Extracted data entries
----------------------------------------

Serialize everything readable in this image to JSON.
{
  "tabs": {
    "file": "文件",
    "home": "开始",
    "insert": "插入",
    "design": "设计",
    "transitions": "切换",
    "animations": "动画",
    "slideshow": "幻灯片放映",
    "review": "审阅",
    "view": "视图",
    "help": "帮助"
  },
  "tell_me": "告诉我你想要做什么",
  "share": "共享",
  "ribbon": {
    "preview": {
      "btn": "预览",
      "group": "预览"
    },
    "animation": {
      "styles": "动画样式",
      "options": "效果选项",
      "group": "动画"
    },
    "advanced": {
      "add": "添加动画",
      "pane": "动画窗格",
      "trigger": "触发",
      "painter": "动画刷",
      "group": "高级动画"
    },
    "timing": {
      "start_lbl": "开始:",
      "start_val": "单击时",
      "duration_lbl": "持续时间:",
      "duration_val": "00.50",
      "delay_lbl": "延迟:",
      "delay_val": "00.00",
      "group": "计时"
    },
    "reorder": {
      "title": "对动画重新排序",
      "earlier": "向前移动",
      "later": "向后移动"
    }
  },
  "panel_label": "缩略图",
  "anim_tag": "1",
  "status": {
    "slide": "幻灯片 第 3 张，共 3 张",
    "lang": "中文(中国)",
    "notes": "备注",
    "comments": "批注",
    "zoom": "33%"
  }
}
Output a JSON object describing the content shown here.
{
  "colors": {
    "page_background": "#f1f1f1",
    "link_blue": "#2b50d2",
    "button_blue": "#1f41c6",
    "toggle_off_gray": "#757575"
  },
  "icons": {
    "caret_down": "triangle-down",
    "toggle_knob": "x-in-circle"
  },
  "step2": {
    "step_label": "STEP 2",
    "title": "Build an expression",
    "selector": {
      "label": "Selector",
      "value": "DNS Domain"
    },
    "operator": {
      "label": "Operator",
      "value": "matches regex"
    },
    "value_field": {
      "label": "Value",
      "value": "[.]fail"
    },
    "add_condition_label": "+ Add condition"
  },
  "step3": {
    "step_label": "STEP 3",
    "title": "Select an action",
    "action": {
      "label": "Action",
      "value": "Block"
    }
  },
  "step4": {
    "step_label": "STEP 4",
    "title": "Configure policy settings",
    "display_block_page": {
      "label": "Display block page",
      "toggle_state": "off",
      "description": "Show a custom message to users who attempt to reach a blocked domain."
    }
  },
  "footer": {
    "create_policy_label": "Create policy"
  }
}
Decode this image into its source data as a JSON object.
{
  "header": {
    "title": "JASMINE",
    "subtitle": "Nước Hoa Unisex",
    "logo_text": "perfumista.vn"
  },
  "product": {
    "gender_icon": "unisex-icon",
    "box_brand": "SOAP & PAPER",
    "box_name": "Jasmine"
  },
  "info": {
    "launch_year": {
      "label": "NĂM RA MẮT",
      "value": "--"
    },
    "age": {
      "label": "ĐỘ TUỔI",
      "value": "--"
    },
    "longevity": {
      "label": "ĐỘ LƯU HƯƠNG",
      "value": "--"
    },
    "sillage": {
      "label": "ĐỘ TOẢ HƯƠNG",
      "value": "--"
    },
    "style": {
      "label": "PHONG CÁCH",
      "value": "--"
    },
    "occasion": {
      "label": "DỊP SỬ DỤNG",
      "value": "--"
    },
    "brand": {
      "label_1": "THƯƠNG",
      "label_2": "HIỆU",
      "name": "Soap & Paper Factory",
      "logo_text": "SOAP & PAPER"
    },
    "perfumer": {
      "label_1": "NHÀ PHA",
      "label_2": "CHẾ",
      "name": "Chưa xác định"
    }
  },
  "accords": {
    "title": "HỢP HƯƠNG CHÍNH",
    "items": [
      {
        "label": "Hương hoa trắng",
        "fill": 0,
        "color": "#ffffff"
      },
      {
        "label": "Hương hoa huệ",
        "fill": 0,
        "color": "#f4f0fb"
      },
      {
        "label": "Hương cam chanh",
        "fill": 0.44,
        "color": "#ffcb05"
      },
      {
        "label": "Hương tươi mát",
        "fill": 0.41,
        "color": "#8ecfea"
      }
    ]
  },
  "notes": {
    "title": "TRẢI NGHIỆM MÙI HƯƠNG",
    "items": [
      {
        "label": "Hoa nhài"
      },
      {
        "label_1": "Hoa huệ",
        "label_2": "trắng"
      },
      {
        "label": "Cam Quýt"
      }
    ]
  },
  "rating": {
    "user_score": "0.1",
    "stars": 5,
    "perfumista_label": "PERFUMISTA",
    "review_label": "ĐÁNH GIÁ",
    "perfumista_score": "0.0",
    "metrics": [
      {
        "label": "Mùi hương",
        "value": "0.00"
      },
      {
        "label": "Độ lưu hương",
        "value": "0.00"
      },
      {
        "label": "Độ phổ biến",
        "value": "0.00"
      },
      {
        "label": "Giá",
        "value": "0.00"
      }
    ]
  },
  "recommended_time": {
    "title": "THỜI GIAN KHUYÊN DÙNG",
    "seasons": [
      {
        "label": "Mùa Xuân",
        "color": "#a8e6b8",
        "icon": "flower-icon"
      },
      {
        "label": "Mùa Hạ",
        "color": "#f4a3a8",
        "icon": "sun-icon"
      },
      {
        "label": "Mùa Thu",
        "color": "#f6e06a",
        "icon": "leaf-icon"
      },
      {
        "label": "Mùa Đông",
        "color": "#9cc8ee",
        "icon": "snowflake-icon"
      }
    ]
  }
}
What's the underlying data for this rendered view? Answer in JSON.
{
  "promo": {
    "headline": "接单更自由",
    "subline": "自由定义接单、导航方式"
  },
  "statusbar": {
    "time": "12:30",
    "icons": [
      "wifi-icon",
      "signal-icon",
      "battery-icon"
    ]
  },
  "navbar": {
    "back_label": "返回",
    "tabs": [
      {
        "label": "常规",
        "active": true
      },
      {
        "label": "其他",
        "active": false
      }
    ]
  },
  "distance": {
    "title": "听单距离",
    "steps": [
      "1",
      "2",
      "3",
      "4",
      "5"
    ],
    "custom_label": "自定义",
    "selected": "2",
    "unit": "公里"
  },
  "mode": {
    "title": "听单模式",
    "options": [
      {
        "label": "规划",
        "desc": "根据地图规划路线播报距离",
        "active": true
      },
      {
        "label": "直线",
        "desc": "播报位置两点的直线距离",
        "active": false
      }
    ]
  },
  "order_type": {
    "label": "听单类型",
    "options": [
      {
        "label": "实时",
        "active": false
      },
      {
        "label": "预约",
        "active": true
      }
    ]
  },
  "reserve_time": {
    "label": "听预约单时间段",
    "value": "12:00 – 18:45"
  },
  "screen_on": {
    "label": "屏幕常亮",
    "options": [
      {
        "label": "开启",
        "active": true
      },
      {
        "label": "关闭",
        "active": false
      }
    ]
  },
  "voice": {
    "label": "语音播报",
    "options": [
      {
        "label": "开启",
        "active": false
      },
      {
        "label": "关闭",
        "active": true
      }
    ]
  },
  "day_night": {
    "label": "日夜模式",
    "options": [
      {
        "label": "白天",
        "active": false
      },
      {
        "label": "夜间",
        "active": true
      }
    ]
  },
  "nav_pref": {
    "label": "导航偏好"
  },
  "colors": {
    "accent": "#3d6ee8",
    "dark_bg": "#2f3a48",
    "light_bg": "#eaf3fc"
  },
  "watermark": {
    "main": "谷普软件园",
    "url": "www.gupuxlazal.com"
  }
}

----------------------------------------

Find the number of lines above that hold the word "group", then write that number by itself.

4